Victorian manor house is a country house, which historically forms the administrative center of the manor, the territorial unit in the lowest feudal system in Europe. A noble house is a residence or “messuage capital” of a feudal lord of a manor. The main feature of the manor-house is its large hall, where children’s apartments are added due to the reduced feudal war enabling a more peaceful home life.
A master can have a number of large houses, each of which usually has a noble home. So every noble house may be occupied only occasionally. Sometimes a servant or seneschal is appointed by a ruler to oversee and manage his different manorial nature. Daily administration is assigned to a bailiff, or reeve. The term Victorian manor house is sometimes applied to rural homes belonging to the gentya family, even if they have never been the center of the manor administration.
12 Photos Gallery of: Victorian Manor House History
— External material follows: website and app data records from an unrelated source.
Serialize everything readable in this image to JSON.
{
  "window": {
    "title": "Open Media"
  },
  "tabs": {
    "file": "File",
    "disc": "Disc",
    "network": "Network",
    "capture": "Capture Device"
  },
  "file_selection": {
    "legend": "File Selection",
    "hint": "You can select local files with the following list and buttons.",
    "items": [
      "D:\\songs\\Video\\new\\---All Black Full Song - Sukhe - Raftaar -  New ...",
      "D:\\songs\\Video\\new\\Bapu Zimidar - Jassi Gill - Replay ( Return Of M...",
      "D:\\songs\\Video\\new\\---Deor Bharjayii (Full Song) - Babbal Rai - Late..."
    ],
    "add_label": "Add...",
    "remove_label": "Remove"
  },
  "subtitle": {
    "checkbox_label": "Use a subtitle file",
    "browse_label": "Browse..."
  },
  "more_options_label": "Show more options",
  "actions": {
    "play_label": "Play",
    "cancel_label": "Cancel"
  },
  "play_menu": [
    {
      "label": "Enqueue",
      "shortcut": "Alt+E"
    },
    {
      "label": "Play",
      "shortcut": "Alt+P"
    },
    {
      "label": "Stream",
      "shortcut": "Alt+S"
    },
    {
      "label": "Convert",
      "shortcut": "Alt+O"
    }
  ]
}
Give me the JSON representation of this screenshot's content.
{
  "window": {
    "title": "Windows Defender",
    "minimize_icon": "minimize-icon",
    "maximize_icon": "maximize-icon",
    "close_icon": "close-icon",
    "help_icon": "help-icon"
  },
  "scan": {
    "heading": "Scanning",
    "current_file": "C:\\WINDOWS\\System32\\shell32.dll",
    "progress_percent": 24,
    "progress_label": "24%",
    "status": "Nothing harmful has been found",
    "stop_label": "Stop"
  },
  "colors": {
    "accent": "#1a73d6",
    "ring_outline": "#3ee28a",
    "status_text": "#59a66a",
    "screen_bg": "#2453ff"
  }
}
The term Victorian manor house is used primarily for medieval small country houses that are often built more for performances than for defense. Though not built with a solid fortress like a palace, many noble houses were partially enriched: these buildings were enclosed within walls or gullies that often included farm buildings as well. Arranged for defense against robbers and thieves, the nobleman’s house is sometimes surrounded by a ditch with suspension bridge, and equipped with gates and towers.